## EXERCISE AIM
Search the data for the word "JSON" and copy out every line that has it.

Stored entries
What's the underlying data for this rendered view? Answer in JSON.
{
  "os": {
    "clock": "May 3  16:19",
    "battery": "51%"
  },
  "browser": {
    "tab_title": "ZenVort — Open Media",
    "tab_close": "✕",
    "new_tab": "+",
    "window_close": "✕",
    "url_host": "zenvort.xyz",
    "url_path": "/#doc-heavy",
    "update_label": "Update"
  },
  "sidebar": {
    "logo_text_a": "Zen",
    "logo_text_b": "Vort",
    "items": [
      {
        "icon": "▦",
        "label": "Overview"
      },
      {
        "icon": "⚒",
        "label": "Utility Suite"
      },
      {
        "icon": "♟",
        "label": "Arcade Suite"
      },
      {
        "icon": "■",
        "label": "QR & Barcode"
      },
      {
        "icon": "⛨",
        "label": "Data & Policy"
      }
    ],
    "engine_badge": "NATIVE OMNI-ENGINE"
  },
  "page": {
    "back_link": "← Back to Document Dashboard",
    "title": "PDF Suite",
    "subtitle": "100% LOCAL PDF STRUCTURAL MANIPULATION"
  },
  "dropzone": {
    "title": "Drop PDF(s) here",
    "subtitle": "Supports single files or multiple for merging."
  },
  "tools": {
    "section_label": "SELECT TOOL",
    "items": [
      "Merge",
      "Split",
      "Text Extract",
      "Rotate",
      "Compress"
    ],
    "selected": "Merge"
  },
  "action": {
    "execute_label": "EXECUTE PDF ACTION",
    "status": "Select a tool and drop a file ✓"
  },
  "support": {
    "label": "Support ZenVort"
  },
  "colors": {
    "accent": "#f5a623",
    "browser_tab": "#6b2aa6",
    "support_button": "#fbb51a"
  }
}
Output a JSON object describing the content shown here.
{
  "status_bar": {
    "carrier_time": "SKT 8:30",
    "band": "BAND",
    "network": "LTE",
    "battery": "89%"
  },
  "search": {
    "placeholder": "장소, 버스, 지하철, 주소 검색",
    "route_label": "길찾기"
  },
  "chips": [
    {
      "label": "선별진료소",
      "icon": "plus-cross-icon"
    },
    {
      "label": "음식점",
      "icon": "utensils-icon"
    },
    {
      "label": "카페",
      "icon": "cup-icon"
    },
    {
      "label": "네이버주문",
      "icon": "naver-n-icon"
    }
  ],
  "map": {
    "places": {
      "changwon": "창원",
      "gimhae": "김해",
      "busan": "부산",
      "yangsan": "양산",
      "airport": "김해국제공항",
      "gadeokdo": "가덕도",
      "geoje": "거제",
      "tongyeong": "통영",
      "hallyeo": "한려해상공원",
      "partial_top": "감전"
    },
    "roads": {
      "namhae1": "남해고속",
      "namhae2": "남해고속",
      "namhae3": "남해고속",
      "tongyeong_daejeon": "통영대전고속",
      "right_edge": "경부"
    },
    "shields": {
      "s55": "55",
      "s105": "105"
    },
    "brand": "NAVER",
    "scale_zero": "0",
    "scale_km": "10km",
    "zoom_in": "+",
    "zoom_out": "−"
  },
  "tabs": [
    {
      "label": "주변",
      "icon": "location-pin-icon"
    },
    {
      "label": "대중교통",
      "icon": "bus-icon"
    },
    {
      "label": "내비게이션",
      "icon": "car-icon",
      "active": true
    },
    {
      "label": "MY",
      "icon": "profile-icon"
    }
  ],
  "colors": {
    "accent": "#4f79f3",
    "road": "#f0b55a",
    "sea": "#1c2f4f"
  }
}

## THE ANSWER
What's the underlying data for this rendered view? Answer in JSON.
Output a JSON object describing the content shown here.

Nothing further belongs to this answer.